Thomas Edison's Talking Doll of 1890 set an early milestone in the history and technology of recorded sound. It was the world's first recorded-audio product designed, manufactured, and sold for home entertainment. It proved to be a rough start, however. The talking doll business venture was a costly failure for Edison and his investors, who ceased sales after only about one month on the market.
Historians have had few opportunities to hear talking doll recordings. Surviving examples are rare. Prior to 2011, just two Edison doll recordings were widely available online in digital form.
Recent technological advances in audio recovery methods are making more historic sounds available to hear. During 2007-2009, the Lawrence Berkeley National Laboratory, in collaboration with the Library of Congress, developed a three-dimensional optical scanning system called IRENE-3D. The IRENE-3D system creates a digital model of the surface of a phonograph record. With the digital model, image analysis methods are used to reproduce the audio stored on the record, saving it as a WAV-format digital audio file.
The first Edison Talking Doll record to benefit from optical scanning is a tin cylinder, cataloged as National Park Service artifact EDIS 1279. The small metal ring had been so severely distorted from its original cylindrical shape decades ago, that the out-of-round record could not be properly played by a traditional stylus-contact based approach.
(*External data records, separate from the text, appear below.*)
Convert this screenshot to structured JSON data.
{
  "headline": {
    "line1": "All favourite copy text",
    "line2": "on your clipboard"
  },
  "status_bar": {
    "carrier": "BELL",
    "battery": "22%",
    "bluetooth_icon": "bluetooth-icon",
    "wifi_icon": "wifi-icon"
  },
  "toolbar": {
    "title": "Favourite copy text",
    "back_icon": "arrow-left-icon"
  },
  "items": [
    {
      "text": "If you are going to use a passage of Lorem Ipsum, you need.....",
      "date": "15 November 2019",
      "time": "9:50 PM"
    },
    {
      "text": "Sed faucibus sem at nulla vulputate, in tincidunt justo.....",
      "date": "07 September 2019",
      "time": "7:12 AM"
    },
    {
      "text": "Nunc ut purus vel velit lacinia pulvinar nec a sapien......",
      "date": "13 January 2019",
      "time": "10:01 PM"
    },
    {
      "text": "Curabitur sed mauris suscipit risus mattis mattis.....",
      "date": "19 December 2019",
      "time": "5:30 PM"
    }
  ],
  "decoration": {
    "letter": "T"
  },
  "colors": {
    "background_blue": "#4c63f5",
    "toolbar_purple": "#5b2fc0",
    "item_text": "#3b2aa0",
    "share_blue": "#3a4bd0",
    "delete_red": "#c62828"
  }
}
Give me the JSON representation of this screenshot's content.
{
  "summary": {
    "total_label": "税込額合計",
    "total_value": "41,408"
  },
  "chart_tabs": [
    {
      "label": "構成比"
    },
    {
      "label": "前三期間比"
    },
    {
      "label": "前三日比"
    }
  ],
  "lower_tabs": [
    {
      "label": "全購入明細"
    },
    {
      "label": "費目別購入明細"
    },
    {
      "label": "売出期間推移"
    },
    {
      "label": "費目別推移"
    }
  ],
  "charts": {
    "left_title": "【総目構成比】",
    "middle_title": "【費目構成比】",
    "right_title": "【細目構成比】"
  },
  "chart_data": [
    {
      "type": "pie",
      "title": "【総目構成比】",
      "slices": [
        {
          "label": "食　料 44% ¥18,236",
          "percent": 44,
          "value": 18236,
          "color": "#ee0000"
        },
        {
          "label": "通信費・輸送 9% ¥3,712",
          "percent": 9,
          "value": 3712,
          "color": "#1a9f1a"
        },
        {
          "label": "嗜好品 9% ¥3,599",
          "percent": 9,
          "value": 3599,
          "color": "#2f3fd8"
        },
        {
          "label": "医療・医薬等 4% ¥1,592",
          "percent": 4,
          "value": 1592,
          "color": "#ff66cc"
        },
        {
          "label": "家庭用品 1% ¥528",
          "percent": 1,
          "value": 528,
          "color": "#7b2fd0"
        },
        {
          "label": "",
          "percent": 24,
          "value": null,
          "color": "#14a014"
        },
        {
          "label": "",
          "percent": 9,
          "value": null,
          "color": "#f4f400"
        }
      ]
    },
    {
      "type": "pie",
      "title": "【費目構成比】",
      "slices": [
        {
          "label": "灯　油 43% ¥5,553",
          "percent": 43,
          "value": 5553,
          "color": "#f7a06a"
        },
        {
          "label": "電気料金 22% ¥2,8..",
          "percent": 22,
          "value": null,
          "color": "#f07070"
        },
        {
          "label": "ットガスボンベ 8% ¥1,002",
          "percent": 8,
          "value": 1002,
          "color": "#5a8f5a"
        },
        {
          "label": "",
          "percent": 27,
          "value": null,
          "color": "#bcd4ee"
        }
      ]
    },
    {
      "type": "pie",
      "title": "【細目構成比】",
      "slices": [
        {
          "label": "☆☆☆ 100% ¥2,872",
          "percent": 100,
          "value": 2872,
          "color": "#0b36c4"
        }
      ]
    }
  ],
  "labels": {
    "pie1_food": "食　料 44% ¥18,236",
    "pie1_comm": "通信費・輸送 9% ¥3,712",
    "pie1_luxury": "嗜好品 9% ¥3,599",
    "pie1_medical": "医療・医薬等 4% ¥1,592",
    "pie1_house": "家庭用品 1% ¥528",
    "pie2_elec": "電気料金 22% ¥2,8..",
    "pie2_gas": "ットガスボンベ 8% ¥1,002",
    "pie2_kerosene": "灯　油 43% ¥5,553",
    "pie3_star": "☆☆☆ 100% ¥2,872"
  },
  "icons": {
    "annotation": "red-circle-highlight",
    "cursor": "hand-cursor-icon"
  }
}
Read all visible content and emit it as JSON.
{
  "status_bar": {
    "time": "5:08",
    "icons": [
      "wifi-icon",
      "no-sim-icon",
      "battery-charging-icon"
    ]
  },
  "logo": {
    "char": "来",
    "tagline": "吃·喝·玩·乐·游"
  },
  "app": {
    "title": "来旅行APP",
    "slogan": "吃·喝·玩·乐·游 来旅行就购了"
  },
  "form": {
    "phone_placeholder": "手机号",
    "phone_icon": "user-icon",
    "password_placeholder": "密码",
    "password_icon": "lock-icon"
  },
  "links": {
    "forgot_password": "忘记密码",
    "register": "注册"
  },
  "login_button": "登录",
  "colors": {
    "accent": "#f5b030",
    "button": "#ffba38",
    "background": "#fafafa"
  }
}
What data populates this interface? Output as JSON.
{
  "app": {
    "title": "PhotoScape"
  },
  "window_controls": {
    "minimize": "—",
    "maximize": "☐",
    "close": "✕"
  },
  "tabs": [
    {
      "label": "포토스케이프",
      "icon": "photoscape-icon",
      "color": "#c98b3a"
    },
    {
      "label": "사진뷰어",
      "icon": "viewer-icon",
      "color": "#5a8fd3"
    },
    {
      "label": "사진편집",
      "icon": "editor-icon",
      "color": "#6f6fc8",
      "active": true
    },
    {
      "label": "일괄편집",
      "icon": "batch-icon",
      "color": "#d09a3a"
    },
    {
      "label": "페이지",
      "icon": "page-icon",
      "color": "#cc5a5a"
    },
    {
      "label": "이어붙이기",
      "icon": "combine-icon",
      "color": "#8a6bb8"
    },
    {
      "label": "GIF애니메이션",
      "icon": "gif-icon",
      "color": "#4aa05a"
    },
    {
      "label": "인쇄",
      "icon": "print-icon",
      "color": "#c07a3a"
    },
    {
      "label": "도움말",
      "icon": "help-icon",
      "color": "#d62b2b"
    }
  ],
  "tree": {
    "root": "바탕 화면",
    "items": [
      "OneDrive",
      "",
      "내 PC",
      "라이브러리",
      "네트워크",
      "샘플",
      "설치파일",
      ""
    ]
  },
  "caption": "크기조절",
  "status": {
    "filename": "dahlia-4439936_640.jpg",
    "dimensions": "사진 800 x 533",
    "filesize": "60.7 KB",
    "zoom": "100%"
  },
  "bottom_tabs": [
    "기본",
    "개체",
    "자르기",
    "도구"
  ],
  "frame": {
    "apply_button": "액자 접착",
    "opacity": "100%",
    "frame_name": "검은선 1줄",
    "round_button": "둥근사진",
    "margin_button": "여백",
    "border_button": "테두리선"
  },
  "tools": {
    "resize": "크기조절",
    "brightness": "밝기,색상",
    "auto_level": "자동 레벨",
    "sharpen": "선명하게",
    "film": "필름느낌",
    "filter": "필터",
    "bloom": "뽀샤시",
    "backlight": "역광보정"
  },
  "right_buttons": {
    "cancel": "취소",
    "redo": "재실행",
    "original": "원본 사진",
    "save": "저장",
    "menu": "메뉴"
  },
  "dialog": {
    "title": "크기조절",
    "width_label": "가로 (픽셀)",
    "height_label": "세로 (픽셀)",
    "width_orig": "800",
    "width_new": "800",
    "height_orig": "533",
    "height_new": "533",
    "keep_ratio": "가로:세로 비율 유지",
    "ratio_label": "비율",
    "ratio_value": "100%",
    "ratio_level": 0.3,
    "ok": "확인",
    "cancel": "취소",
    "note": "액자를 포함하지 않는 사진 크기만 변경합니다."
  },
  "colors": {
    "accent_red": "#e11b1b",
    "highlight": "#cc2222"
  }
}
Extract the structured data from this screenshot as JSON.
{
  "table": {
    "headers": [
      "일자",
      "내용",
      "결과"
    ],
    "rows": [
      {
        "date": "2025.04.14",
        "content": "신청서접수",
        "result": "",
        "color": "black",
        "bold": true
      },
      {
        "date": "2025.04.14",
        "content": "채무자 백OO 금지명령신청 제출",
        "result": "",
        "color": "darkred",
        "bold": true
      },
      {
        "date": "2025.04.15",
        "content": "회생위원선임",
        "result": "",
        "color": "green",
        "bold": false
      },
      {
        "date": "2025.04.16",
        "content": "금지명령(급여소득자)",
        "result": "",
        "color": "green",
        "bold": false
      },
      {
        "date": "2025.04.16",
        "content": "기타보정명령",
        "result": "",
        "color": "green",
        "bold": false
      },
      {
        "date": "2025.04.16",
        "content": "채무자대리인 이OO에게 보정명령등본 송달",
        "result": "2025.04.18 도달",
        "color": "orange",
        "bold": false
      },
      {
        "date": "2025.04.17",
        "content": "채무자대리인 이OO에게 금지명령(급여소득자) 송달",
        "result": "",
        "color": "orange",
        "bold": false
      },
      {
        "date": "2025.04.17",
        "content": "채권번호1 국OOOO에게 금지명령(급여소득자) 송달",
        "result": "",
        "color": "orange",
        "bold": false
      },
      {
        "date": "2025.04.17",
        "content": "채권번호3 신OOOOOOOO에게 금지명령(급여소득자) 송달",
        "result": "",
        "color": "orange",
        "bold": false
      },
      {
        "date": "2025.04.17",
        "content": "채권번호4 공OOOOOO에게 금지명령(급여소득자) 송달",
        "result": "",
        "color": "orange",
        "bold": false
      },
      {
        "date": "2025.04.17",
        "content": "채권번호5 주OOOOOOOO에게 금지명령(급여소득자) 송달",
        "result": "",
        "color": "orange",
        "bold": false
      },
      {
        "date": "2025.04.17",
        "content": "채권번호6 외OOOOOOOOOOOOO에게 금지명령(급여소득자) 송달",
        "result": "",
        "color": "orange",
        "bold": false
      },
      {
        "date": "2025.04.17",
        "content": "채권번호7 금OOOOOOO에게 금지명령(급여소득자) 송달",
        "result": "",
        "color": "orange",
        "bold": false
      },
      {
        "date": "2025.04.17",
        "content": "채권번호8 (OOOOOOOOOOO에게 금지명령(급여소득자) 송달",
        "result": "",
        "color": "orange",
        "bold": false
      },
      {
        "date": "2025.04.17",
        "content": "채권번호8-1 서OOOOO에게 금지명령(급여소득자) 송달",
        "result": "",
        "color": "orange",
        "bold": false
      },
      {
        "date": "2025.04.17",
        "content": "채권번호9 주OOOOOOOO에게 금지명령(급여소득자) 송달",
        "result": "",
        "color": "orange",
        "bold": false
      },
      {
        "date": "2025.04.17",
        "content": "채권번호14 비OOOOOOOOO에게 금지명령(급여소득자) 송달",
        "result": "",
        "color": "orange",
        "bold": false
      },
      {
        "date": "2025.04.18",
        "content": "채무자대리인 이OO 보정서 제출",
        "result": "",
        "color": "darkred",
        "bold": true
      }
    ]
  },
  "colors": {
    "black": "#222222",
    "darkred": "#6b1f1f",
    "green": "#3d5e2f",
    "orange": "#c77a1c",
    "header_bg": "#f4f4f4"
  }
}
In May 2011, scientists at the Lawrence Berkeley National Laboratory in Berkeley, California used IRENE 3-D to create a digital model of the tin record's modulated surface. Their software analysis revived the voice of a young woman reciting the first stanza of the nursery rhyme "Twinkle, Twinkle, Little Star."
In 2013, the Northeast Document Conservation Center (NEDCC), a non-profit conservation service center in Andover, Massachusetts, piloted an effort to make IRENE technology more widely available. A grant from the Institute of Museum and Library Services enabled NEDCC staff to develop, test, and demonstrate an IRENE-based digital reformatting service for audio recordings on grooved media.
Collector David Giovannoni suggested that NEDCC ought to scan some of the surviving talking doll cylinders as part of the grant-funded project. Excited to scan non-standard materials, NEDCC agreed to image three rare brown-wax cylinder records that survive from the short-lived production of commercial Edison Talking Doll Records in the spring 1890. These included two cylinders from the Joan and Robin Rolfs collection, and one from Thomas Edison National Historical Park. The extraction work conducted at NEDCC in August 2014 has expanded the number of doll recordings that can now be heard.
In this online presentation, we have assembled every Edison Talking Doll recording known to be available in digital form – eight recordings in total, from five different collections. The recordings are available here in MP3 format. Learn more about Edison's Talking Doll by reading these two essays:
Thomas Edison National Historical Park and the National Park Service gratefully acknowledge the following individuals and organizations that contributed time, expertise, and information for this Edison Talking Doll Recordings presentation.
Earl Cornell, Lawrence Berkeley National Laboratory
Clara Deck, The Henry Ford
Peter N. Dilg
Friends of Thomas Edison National Historical Park
Carl Haber, Lawrence Berkeley National Laboratory
Paul Israel, The Thomas A. Edison Papers, Rutgers University
Bill Klinger, Klinger Engineering Services
Mason Vander Lugt, Northeast Document Conservation Center
Richard Martin, Archeophone Records
Jeanine Head Miller, The Henry Ford
Edward J. Pershey
Tom Rieger, Northeast Document Conservation Center
Carlene Stephens, National Museum of American History, Smithsonian Institution
William P. Veillette, Northeast Document Conservation Center
Last updated: April 27, 2015